Extracted records -
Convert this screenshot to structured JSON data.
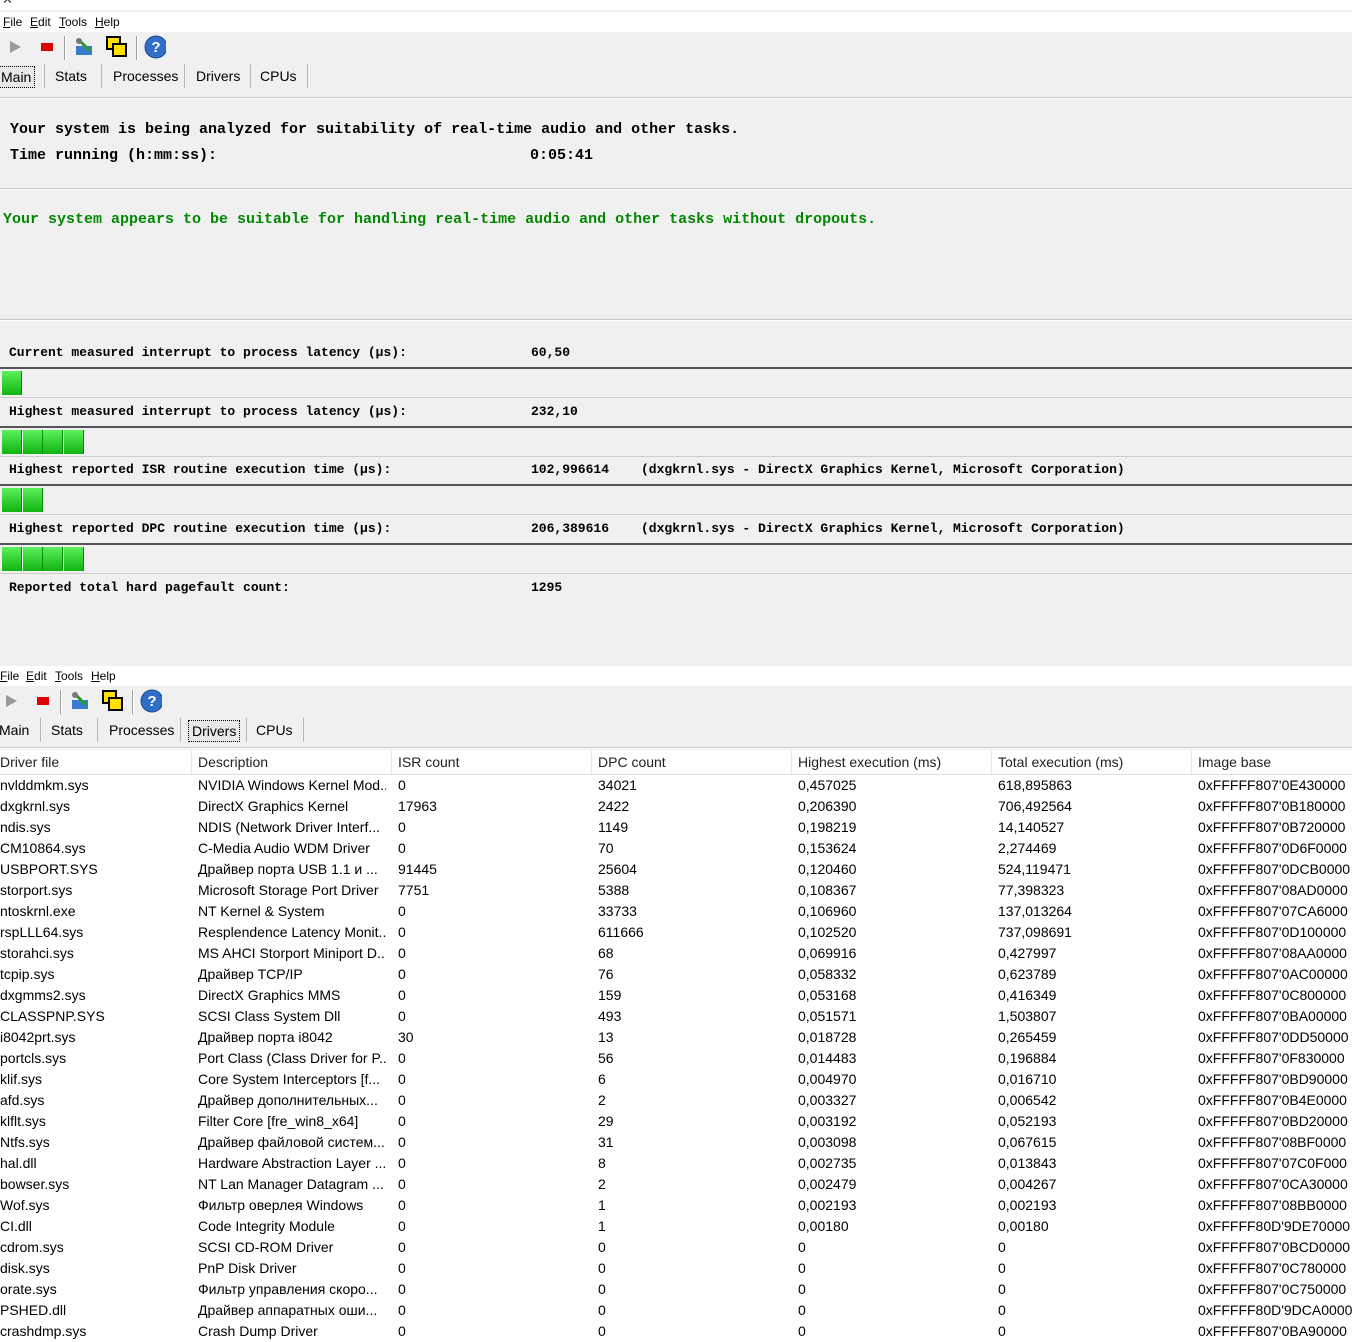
{
  "window": {
    "close_label": "✕"
  },
  "menu": [
    "File",
    "Edit",
    "Tools",
    "Help"
  ],
  "tabs": [
    "Main",
    "Stats",
    "Processes",
    "Drivers",
    "CPUs"
  ],
  "toolbar_icons": [
    "play-icon",
    "stop-icon",
    "options-icon",
    "windows-icon",
    "help-icon"
  ],
  "main": {
    "line1": "Your system is being analyzed for suitability of real-time audio and other tasks.",
    "time_label": "Time running (h:mm:ss):",
    "time_value": "0:05:41",
    "verdict": "Your system appears to be suitable for handling real-time audio and other tasks without dropouts.",
    "verdict_color": "#008800",
    "measurements": [
      {
        "label": "Current measured interrupt to process latency (µs):",
        "value": "60,50",
        "extra": "",
        "segments": 1
      },
      {
        "label": "Highest measured interrupt to process latency (µs):",
        "value": "232,10",
        "extra": "",
        "segments": 4
      },
      {
        "label": "Highest reported ISR routine execution time (µs):",
        "value": "102,996614",
        "extra": "(dxgkrnl.sys - DirectX Graphics Kernel, Microsoft Corporation)",
        "segments": 2
      },
      {
        "label": "Highest reported DPC routine execution time (µs):",
        "value": "206,389616",
        "extra": "(dxgkrnl.sys - DirectX Graphics Kernel, Microsoft Corporation)",
        "segments": 4
      },
      {
        "label": "Reported total hard pagefault count:",
        "value": "1295",
        "extra": "",
        "segments": 0
      }
    ]
  },
  "drivers": {
    "columns": [
      "Driver file",
      "Description",
      "ISR count",
      "DPC count",
      "Highest execution (ms)",
      "Total execution (ms)",
      "Image base"
    ],
    "rows": [
      [
        "nvlddmkm.sys",
        "NVIDIA Windows Kernel Mod...",
        "0",
        "34021",
        "0,457025",
        "618,895863",
        "0xFFFFF807'0E430000"
      ],
      [
        "dxgkrnl.sys",
        "DirectX Graphics Kernel",
        "17963",
        "2422",
        "0,206390",
        "706,492564",
        "0xFFFFF807'0B180000"
      ],
      [
        "ndis.sys",
        "NDIS (Network Driver Interf...",
        "0",
        "1149",
        "0,198219",
        "14,140527",
        "0xFFFFF807'0B720000"
      ],
      [
        "CM10864.sys",
        "C-Media Audio WDM Driver",
        "0",
        "70",
        "0,153624",
        "2,274469",
        "0xFFFFF807'0D6F0000"
      ],
      [
        "USBPORT.SYS",
        "Драйвер порта USB 1.1 и ...",
        "91445",
        "25604",
        "0,120460",
        "524,119471",
        "0xFFFFF807'0DCB0000"
      ],
      [
        "storport.sys",
        "Microsoft Storage Port Driver",
        "7751",
        "5388",
        "0,108367",
        "77,398323",
        "0xFFFFF807'08AD0000"
      ],
      [
        "ntoskrnl.exe",
        "NT Kernel & System",
        "0",
        "33733",
        "0,106960",
        "137,013264",
        "0xFFFFF807'07CA6000"
      ],
      [
        "rspLLL64.sys",
        "Resplendence Latency Monit...",
        "0",
        "611666",
        "0,102520",
        "737,098691",
        "0xFFFFF807'0D100000"
      ],
      [
        "storahci.sys",
        "MS AHCI Storport Miniport D...",
        "0",
        "68",
        "0,069916",
        "0,427997",
        "0xFFFFF807'08AA0000"
      ],
      [
        "tcpip.sys",
        "Драйвер TCP/IP",
        "0",
        "76",
        "0,058332",
        "0,623789",
        "0xFFFFF807'0AC00000"
      ],
      [
        "dxgmms2.sys",
        "DirectX Graphics MMS",
        "0",
        "159",
        "0,053168",
        "0,416349",
        "0xFFFFF807'0C800000"
      ],
      [
        "CLASSPNP.SYS",
        "SCSI Class System Dll",
        "0",
        "493",
        "0,051571",
        "1,503807",
        "0xFFFFF807'0BA00000"
      ],
      [
        "i8042prt.sys",
        "Драйвер порта i8042",
        "30",
        "13",
        "0,018728",
        "0,265459",
        "0xFFFFF807'0DD50000"
      ],
      [
        "portcls.sys",
        "Port Class (Class Driver for P...",
        "0",
        "56",
        "0,014483",
        "0,196884",
        "0xFFFFF807'0F830000"
      ],
      [
        "klif.sys",
        "Core System Interceptors [f...",
        "0",
        "6",
        "0,004970",
        "0,016710",
        "0xFFFFF807'0BD90000"
      ],
      [
        "afd.sys",
        "Драйвер дополнительных...",
        "0",
        "2",
        "0,003327",
        "0,006542",
        "0xFFFFF807'0B4E0000"
      ],
      [
        "klflt.sys",
        "Filter Core [fre_win8_x64]",
        "0",
        "29",
        "0,003192",
        "0,052193",
        "0xFFFFF807'0BD20000"
      ],
      [
        "Ntfs.sys",
        "Драйвер файловой систем...",
        "0",
        "31",
        "0,003098",
        "0,067615",
        "0xFFFFF807'08BF0000"
      ],
      [
        "hal.dll",
        "Hardware Abstraction Layer ...",
        "0",
        "8",
        "0,002735",
        "0,013843",
        "0xFFFFF807'07C0F000"
      ],
      [
        "bowser.sys",
        "NT Lan Manager Datagram ...",
        "0",
        "2",
        "0,002479",
        "0,004267",
        "0xFFFFF807'0CA30000"
      ],
      [
        "Wof.sys",
        "Фильтр оверлея Windows",
        "0",
        "1",
        "0,002193",
        "0,002193",
        "0xFFFFF807'08BB0000"
      ],
      [
        "CI.dll",
        "Code Integrity Module",
        "0",
        "1",
        "0,00180",
        "0,00180",
        "0xFFFFF80D'9DE70000"
      ],
      [
        "cdrom.sys",
        "SCSI CD-ROM Driver",
        "0",
        "0",
        "0",
        "0",
        "0xFFFFF807'0BCD0000"
      ],
      [
        "disk.sys",
        "PnP Disk Driver",
        "0",
        "0",
        "0",
        "0",
        "0xFFFFF807'0C780000"
      ],
      [
        "orate.sys",
        "Фильтр управления скоро...",
        "0",
        "0",
        "0",
        "0",
        "0xFFFFF807'0C750000"
      ],
      [
        "PSHED.dll",
        "Драйвер аппаратных оши...",
        "0",
        "0",
        "0",
        "0",
        "0xFFFFF80D'9DCA0000"
      ],
      [
        "crashdmp.sys",
        "Crash Dump Driver",
        "0",
        "0",
        "0",
        "0",
        "0xFFFFF807'0BA90000"
      ]
    ]
  }
}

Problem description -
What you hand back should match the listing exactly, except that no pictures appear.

Solved exercise -
Convert this screenshot to structured JSON data.
{
  "window": {
    "close_label": "✕"
  },
  "menu": [
    "File",
    "Edit",
    "Tools",
    "Help"
  ],
  "tabs": [
    "Main",
    "Stats",
    "Processes",
    "Drivers",
    "CPUs"
  ],
  "toolbar_icons": [
    "play-icon",
    "stop-icon",
    "options-icon",
    "windows-icon",
    "help-icon"
  ],
  "main": {
    "line1": "Your system is being analyzed for suitability of real-time audio and other tasks.",
    "time_label": "Time running (h:mm:ss):",
    "time_value": "0:05:41",
    "verdict": "Your system appears to be suitable for handling real-time audio and other tasks without dropouts.",
    "verdict_color": "#008800",
    "measurements": [
      {
        "label": "Current measured interrupt to process latency (µs):",
        "value": "60,50",
        "extra": "",
        "segments": 1
      },
      {
        "label": "Highest measured interrupt to process latency (µs):",
        "value": "232,10",
        "extra": "",
        "segments": 4
      },
      {
        "label": "Highest reported ISR routine execution time (µs):",
        "value": "102,996614",
        "extra": "(dxgkrnl.sys - DirectX Graphics Kernel, Microsoft Corporation)",
        "segments": 2
      },
      {
        "label": "Highest reported DPC routine execution time (µs):",
        "value": "206,389616",
        "extra": "(dxgkrnl.sys - DirectX Graphics Kernel, Microsoft Corporation)",
        "segments": 4
      },
      {
        "label": "Reported total hard pagefault count:",
        "value": "1295",
        "extra": "",
        "segments": 0
      }
    ]
  },
  "drivers": {
    "columns": [
      "Driver file",
      "Description",
      "ISR count",
      "DPC count",
      "Highest execution (ms)",
      "Total execution (ms)",
      "Image base"
    ],
    "rows": [
      [
        "nvlddmkm.sys",
        "NVIDIA Windows Kernel Mod...",
        "0",
        "34021",
        "0,457025",
        "618,895863",
        "0xFFFFF807'0E430000"
      ],
      [
        "dxgkrnl.sys",
        "DirectX Graphics Kernel",
        "17963",
        "2422",
        "0,206390",
        "706,492564",
        "0xFFFFF807'0B180000"
      ],
      [
        "ndis.sys",
        "NDIS (Network Driver Interf...",
        "0",
        "1149",
        "0,198219",
        "14,140527",
        "0xFFFFF807'0B720000"
      ],
      [
        "CM10864.sys",
        "C-Media Audio WDM Driver",
        "0",
        "70",
        "0,153624",
        "2,274469",
        "0xFFFFF807'0D6F0000"
      ],
      [
        "USBPORT.SYS",
        "Драйвер порта USB 1.1 и ...",
        "91445",
        "25604",
        "0,120460",
        "524,119471",
        "0xFFFFF807'0DCB0000"
      ],
      [
        "storport.sys",
        "Microsoft Storage Port Driver",
        "7751",
        "5388",
        "0,108367",
        "77,398323",
        "0xFFFFF807'08AD0000"
      ],
      [
        "ntoskrnl.exe",
        "NT Kernel & System",
        "0",
        "33733",
        "0,106960",
        "137,013264",
        "0xFFFFF807'07CA6000"
      ],
      [
        "rspLLL64.sys",
        "Resplendence Latency Monit...",
        "0",
        "611666",
        "0,102520",
        "737,098691",
        "0xFFFFF807'0D100000"
      ],
      [
        "storahci.sys",
        "MS AHCI Storport Miniport D...",
        "0",
        "68",
        "0,069916",
        "0,427997",
        "0xFFFFF807'08AA0000"
      ],
      [
        "tcpip.sys",
        "Драйвер TCP/IP",
        "0",
        "76",
        "0,058332",
        "0,623789",
        "0xFFFFF807'0AC00000"
      ],
      [
        "dxgmms2.sys",
        "DirectX Graphics MMS",
        "0",
        "159",
        "0,053168",
        "0,416349",
        "0xFFFFF807'0C800000"
      ],
      [
        "CLASSPNP.SYS",
        "SCSI Class System Dll",
        "0",
        "493",
        "0,051571",
        "1,503807",
        "0xFFFFF807'0BA00000"
      ],
      [
        "i8042prt.sys",
        "Драйвер порта i8042",
        "30",
        "13",
        "0,018728",
        "0,265459",
        "0xFFFFF807'0DD50000"
      ],
      [
        "portcls.sys",
        "Port Class (Class Driver for P...",
        "0",
        "56",
        "0,014483",
        "0,196884",
        "0xFFFFF807'0F830000"
      ],
      [
        "klif.sys",
        "Core System Interceptors [f...",
        "0",
        "6",
        "0,004970",
        "0,016710",
        "0xFFFFF807'0BD90000"
      ],
      [
        "afd.sys",
        "Драйвер дополнительных...",
        "0",
        "2",
        "0,003327",
        "0,006542",
        "0xFFFFF807'0B4E0000"
      ],
      [
        "klflt.sys",
        "Filter Core [fre_win8_x64]",
        "0",
        "29",
        "0,003192",
        "0,052193",
        "0xFFFFF807'0BD20000"
      ],
      [
        "Ntfs.sys",
        "Драйвер файловой систем...",
        "0",
        "31",
        "0,003098",
        "0,067615",
        "0xFFFFF807'08BF0000"
      ],
      [
        "hal.dll",
        "Hardware Abstraction Layer ...",
        "0",
        "8",
        "0,002735",
        "0,013843",
        "0xFFFFF807'07C0F000"
      ],
      [
        "bowser.sys",
        "NT Lan Manager Datagram ...",
        "0",
        "2",
        "0,002479",
        "0,004267",
        "0xFFFFF807'0CA30000"
      ],
      [
        "Wof.sys",
        "Фильтр оверлея Windows",
        "0",
        "1",
        "0,002193",
        "0,002193",
        "0xFFFFF807'08BB0000"
      ],
      [
        "CI.dll",
        "Code Integrity Module",
        "0",
        "1",
        "0,00180",
        "0,00180",
        "0xFFFFF80D'9DE70000"
      ],
      [
        "cdrom.sys",
        "SCSI CD-ROM Driver",
        "0",
        "0",
        "0",
        "0",
        "0xFFFFF807'0BCD0000"
      ],
      [
        "disk.sys",
        "PnP Disk Driver",
        "0",
        "0",
        "0",
        "0",
        "0xFFFFF807'0C780000"
      ],
      [
        "orate.sys",
        "Фильтр управления скоро...",
        "0",
        "0",
        "0",
        "0",
        "0xFFFFF807'0C750000"
      ],
      [
        "PSHED.dll",
        "Драйвер аппаратных оши...",
        "0",
        "0",
        "0",
        "0",
        "0xFFFFF80D'9DCA0000"
      ],
      [
        "crashdmp.sys",
        "Crash Dump Driver",
        "0",
        "0",
        "0",
        "0",
        "0xFFFFF807'0BA90000"
      ]
    ]
  }
}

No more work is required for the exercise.